Instant Router

Instant Cocoa’s Router allows you to easily map a URL or path to a specific view controller or set of view controllers.

Setting up the router requires creating ICRoute objects, and registering them with the ICRouter singleton.

The Routes

Route information is stored in objects of type ICRoute. Routes have a “matcher” and information about how to present view controllers. A typical route is initialized like so:

id<ICRouteMatcher> matcher = [[ICSimpleRouteMatcher alloc] initWithPath:@"users/{user_id}"];
ICRoute *route = [[ICRoute alloc] initWithMatcher:matcher];

A convenience method is provided for using simple route matching, and can be used like so:

ICRoute *route = [ICRoute routeWithPath:@"users/{user_id}"];

Other matchers can be created by conforming to the ICRouteMatcher protocol, which involves implementing two methods:

- (BOOL)canHandlePath:(NSString*)incomingPath;
- (NSDictionary*)parametersForPath:(NSString*)incomingPath;

Once a route is created, the route object can store additional information about how to present the route.

  • viewControllerClass: The class that the router will alloc and init with the routing parameters from the matcher. View controllers to be presented should conform to the <ICRoutable> protocol explicitly.
  • shouldPopToRoot: Whether or not the navigation controller should pop to root before presenting this route.
  • navigationControllerKey: An NSString that you can use to show the correct tab in a tab bar application.
  • dependencies: An NSArray of other, dependent routes that should be executed before executing this route. Use this for nested resources.

When a route is ready, register it with ICRouter.

The Router

The ICRouter class holds on to the routes and allows you to handle URLs opaquely. You’ll likely want to interact with it via the +[ICRouter sharedRouter] singleton.

Register a new ICRoute with:

- (void)registerRoute:(ICRoute*)route;

Check if a route can be handled with:

- (BOOL)canHandleURL:(NSURL*)url;

Navigate to a route with:

- (BOOL)handleURL:(NSURL*)url;

Navigating to a route involves three steps:

  1. Fetching all the parameters from the route matcher.
  2. Navigating to all the route’s dependencies.
  3. Navigating to the route itself.

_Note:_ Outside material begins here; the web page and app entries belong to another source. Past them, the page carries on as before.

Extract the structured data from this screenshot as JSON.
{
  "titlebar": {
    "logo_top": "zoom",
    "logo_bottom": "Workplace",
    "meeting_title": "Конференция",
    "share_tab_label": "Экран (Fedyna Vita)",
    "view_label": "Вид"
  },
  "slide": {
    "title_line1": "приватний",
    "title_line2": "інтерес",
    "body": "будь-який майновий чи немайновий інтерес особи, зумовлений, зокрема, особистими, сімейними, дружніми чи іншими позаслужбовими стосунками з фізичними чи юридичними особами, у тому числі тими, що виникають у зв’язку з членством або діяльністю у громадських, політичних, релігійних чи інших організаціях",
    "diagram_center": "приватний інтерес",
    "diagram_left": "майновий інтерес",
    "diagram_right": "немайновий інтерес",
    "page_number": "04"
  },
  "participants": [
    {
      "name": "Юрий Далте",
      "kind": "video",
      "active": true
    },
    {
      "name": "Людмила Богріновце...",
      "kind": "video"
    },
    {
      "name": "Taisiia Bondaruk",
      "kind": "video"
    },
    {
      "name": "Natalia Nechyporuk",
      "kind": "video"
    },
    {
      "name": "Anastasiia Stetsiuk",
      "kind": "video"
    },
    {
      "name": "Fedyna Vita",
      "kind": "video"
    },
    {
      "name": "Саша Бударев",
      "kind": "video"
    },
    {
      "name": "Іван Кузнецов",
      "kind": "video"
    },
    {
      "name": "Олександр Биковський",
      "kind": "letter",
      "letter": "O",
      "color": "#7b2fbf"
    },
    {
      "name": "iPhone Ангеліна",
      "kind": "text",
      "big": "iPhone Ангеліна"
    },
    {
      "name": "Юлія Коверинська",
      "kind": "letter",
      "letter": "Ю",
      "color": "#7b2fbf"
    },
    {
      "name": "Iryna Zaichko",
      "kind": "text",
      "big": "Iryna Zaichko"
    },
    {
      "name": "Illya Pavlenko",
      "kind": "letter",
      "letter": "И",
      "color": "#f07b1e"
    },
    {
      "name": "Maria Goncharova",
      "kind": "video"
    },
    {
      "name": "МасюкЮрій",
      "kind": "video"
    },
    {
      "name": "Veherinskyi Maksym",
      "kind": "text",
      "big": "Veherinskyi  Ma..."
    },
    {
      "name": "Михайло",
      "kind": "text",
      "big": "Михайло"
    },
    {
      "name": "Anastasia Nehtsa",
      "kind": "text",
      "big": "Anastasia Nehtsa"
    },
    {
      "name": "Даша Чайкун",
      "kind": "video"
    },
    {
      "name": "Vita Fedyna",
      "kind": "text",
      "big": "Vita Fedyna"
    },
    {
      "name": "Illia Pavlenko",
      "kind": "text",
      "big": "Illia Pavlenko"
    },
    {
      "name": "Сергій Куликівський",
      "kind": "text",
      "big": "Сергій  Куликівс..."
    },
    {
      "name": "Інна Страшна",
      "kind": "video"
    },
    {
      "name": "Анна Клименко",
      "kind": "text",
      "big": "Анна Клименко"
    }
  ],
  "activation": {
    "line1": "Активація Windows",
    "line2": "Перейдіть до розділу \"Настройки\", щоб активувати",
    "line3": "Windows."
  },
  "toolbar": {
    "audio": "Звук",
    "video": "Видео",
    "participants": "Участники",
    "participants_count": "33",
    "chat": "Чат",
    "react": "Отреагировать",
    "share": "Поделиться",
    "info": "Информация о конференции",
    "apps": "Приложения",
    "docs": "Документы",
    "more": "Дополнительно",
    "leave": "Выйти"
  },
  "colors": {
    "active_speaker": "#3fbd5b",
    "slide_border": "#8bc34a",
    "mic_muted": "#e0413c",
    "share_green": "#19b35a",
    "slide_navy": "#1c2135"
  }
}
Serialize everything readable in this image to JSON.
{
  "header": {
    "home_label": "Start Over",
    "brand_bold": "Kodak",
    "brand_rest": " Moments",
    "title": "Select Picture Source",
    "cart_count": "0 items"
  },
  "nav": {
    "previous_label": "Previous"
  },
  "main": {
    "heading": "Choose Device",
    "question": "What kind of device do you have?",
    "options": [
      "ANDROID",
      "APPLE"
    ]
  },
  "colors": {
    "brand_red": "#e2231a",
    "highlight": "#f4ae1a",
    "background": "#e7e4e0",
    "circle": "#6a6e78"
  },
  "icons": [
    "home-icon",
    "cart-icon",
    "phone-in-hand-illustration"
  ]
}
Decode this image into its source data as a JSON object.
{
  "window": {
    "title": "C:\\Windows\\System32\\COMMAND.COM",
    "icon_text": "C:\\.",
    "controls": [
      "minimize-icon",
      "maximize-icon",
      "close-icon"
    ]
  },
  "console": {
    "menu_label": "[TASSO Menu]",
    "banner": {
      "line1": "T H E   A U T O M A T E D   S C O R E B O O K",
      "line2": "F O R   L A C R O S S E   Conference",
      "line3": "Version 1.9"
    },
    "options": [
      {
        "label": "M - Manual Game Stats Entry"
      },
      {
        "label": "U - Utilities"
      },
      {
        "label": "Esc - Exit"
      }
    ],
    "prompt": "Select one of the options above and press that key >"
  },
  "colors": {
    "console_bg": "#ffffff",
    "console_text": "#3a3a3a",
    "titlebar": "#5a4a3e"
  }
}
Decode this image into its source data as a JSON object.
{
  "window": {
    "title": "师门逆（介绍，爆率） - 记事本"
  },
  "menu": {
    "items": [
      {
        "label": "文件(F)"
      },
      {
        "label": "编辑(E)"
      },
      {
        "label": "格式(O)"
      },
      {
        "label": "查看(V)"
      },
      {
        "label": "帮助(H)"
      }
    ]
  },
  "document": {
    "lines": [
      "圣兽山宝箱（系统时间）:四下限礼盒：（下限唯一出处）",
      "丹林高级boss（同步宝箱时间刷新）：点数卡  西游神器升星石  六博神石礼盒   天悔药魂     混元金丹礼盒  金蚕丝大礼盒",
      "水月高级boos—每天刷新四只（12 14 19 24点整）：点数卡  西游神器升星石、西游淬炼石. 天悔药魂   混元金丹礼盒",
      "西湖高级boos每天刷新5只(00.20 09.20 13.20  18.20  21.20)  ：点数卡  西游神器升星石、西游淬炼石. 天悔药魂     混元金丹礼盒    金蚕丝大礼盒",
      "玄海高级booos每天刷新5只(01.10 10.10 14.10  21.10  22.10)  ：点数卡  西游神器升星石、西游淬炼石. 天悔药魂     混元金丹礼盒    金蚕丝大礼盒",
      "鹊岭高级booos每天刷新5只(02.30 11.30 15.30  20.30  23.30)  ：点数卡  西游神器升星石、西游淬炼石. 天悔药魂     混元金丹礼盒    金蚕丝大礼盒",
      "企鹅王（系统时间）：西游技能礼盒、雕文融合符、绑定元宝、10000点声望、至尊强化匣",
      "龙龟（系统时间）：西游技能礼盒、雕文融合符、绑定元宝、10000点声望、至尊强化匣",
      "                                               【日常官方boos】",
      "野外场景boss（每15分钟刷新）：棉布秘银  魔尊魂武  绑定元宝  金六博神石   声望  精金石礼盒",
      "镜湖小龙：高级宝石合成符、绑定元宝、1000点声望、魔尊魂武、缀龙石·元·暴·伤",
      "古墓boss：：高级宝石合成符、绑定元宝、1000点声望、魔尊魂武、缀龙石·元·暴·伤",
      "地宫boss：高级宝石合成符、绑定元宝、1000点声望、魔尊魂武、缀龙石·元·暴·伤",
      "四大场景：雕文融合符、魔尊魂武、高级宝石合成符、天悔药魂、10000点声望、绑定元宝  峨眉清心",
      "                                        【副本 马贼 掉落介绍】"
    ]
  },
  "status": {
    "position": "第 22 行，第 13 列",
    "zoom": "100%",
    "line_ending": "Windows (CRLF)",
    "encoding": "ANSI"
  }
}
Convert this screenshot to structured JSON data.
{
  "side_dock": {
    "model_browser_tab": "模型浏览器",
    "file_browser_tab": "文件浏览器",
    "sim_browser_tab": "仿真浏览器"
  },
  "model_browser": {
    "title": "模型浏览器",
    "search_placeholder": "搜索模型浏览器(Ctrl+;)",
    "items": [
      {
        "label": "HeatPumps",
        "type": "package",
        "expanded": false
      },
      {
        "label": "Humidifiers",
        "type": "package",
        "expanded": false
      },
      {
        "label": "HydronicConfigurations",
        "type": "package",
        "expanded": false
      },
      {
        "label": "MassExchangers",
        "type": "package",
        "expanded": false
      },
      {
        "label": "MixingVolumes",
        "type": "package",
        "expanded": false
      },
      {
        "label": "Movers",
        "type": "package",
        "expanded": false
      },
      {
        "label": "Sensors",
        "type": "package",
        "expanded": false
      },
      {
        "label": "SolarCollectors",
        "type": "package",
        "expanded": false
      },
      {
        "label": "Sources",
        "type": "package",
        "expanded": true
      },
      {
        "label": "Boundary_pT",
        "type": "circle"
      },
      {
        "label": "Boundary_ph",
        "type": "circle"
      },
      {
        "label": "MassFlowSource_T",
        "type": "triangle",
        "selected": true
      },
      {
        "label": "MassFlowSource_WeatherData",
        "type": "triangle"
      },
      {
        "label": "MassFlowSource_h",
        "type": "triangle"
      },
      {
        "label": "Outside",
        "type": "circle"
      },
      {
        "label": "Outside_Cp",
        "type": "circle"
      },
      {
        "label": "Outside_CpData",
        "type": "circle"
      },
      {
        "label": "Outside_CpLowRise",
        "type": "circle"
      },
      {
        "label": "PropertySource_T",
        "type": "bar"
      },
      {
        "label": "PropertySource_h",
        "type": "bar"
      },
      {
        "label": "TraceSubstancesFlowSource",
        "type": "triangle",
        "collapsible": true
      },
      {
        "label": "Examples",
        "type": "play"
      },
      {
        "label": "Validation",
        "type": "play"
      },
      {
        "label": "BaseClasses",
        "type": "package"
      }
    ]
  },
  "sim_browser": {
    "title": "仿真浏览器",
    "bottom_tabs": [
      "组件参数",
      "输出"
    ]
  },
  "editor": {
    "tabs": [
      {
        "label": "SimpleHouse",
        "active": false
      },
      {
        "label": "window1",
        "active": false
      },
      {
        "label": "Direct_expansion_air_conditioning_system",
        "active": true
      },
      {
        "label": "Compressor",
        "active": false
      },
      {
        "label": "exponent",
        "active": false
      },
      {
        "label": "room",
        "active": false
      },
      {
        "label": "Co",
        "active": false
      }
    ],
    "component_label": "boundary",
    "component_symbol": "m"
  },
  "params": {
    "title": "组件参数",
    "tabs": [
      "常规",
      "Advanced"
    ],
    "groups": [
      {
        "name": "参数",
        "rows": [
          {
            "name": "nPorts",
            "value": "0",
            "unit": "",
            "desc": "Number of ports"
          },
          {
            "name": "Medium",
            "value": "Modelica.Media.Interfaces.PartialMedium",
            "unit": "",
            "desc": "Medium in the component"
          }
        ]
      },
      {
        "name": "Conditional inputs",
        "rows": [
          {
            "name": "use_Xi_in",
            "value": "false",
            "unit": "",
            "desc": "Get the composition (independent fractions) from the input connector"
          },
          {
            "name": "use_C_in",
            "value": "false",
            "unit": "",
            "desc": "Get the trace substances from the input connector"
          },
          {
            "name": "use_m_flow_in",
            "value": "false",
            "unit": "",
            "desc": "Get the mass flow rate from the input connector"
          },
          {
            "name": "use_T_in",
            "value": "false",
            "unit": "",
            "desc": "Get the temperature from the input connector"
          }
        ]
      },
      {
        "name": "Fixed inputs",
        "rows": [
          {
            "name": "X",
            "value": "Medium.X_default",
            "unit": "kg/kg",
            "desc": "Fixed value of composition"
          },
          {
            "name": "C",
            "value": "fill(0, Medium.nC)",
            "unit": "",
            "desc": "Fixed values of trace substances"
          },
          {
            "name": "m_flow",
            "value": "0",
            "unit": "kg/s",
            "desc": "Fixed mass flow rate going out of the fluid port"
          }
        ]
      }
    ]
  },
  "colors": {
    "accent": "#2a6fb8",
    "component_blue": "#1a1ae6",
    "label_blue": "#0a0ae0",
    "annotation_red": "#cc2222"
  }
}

Navigating to an individual route involves:

  1. Showing the correct tab (if needed).
  2. Allocating a new view controller, and calling -initWithRoutingInfo: on it (if it conforms to ICRoutable) or -init (if it doesn’t).
  3. Popping to root if required and not a dependency.
  4. Presenting the view controller.

These steps can be overriden with the router’s delegate. The ICRouterDelegate protocol provides the following methods:

- (UIViewController*)showViewControllerWithKey:(NSString*)viewControllerKey;
- (void)viewController:(UIViewController*)viewController requiresPopToRootForRoute:(ICRoute*)route;
- (void)presentViewController:(UIViewController*)viewControllerToPresent forRoute:(ICRoute*)route fromViewController:(UIViewController*)fromViewController;

They will be called instead of the default behavior, if they are implemented.